The technical side of managing human risk involves good access controls and passwords standards, and it isn’t uncommon to find organizations whose primary use for awareness programs is simply to meet compliance requirements. This is a critical need to be sure, however there is great opportunity presented with a more mature program for lowering organizational risk. SANS has developed a model that greatly helps to quantify and track the maturity of your program (and thereby the impact that it’s having). They have broken it down into 5 stages, with each stage comes a greater level of security. They are broken down into clearly defined objectives, how your organization goes about meeting these objectives will vary slightly, however there are some key components that are ubiquitous to successful programs. For starters, you will need someone who is dedicated to the role of running the awareness program, with a title to match that role. Awareness is not a part-time gig; it is a full-blown security control and requires full time attention to keep it running. Statistically speaking, programs that are shown to have significant impact on the security of their institutions will have at least two FTEs dedicated to the effort. Following that, the program is obviously going to need good support from stakeholders within the organization, whether it be from key executives, line of business leaders, or internal marketing and communications teams. At the end of the day, moving the corporate culture needle is a social effort, and having supportive relationships with these key team members will prove essential.
“Awareness is not a part-time gig; it is a full-blown security control and requires full time attention to keep it running.”
Once you have the support that your program needs, the next question you’ll probably be asking yourself is “well… what now?”. The first thing you’re going to want to do is establish what employee behaviors pose the greatest risks to your organization, what behaviors are needed to manage those risks, and prioritize what needs to be tackled first.
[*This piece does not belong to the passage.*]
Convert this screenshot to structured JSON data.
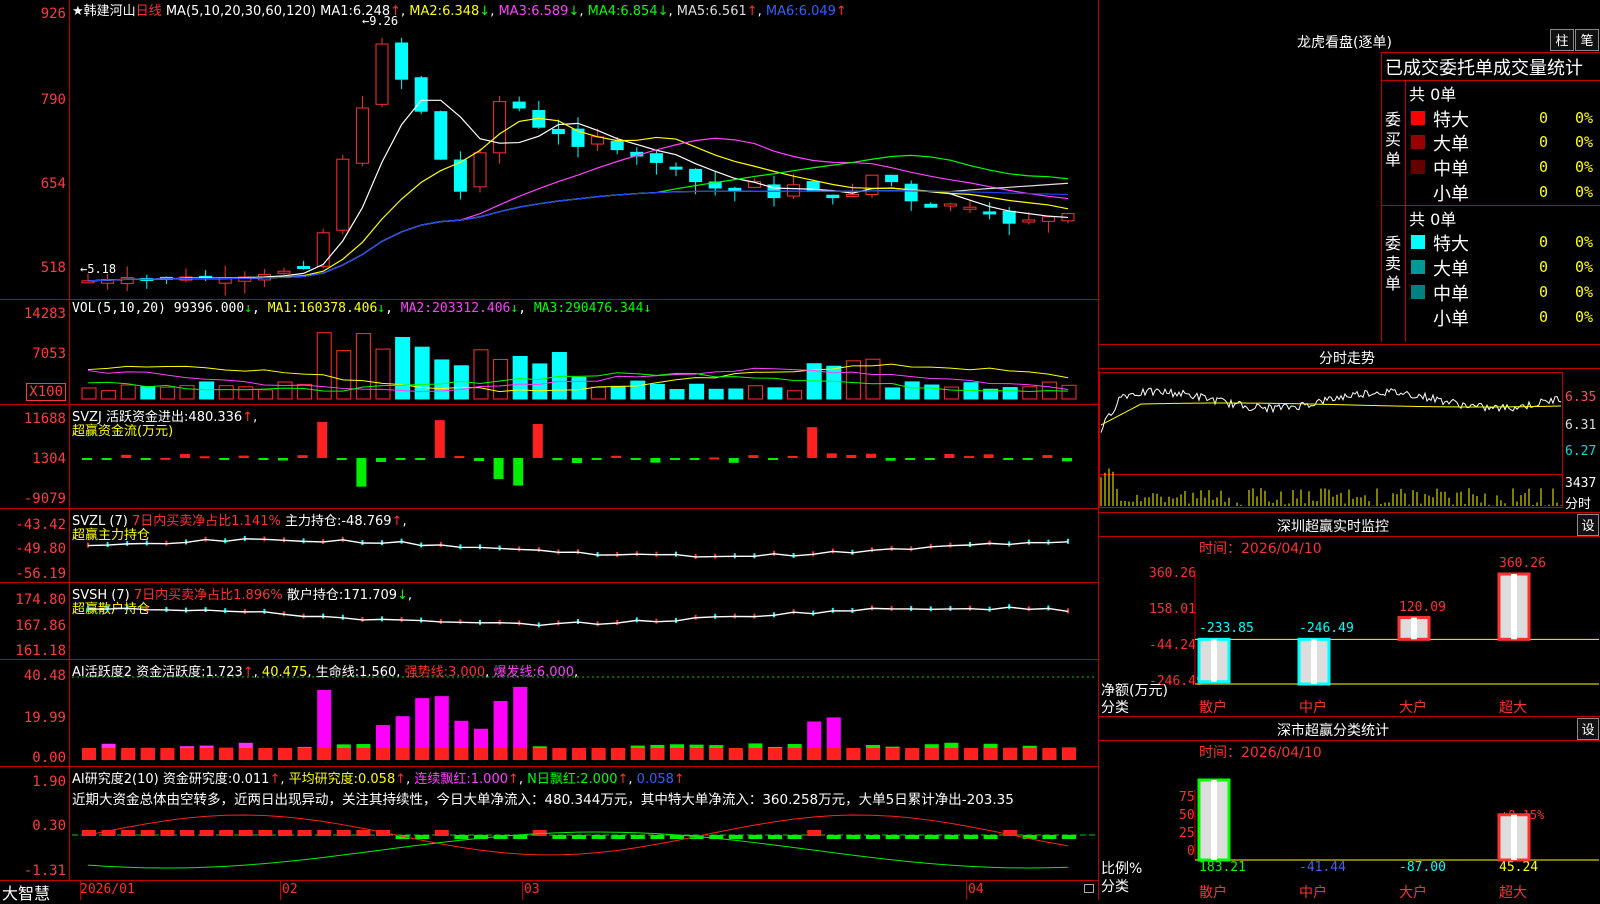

Employees need to be engaged in a manner that not only makes them aware of what needs to be done, but also makes those behaviors easy to adopt. Defining what these risks are may seem a tricky proposition at first, but this is another point at which those relationships with your internal teams such as security operations will prove invaluable. They will likely have some statistics on what risky behaviors they are dealing with on a daily basis, whether it be from phishing, data loss prevention, privilege abuse, etc., and this can give you a good starting point for what behaviors you need to direct your attention to. The human cyber risk spectrum is broad, and we could go on ad nauseam about the threats posed by social media usage, email, public networks, weak passwords, social engineering, data disposal, yada yada yada. The point here is that there is no real bound to what your awareness program can address, but don’t get too bogged down with minutia, and focus on those topics which will have the greatest impact on your risk.
Engagement comes in many forms, and what you’re able to do will in large part come down to your corporate culture, your budget, and your support. Remember that we live in a world where information needs to be digestible, and it is important not to overburden people with information that they don’t really need. Annual training may be necessary, but it will never have the impact that a continuous program will have. People need behavioral priming, self-efficacy, social proof, and whatever other social psychology buzzwords you want to throw in there, in order to start changing behavior and ultimately produce a more secure culture.
I’m running out of room here, so I’ll leave you with this; no aspect of your human cyber risk will ever be zero. Awareness is about managing those risks. Engage your workforce in a positive manner, make it relevant to them, and make your desired behaviors easy to exhibit. There are lots of resources available out there for those looking to delve into the awareness realm, as well as vendors who can help to make the delivery of content more efficient and impactful. Security is often viewed as a negative, having impact on hard working employees’ ability to do their job. Awareness is about changing that perspective, so remember to be creative, and have fun!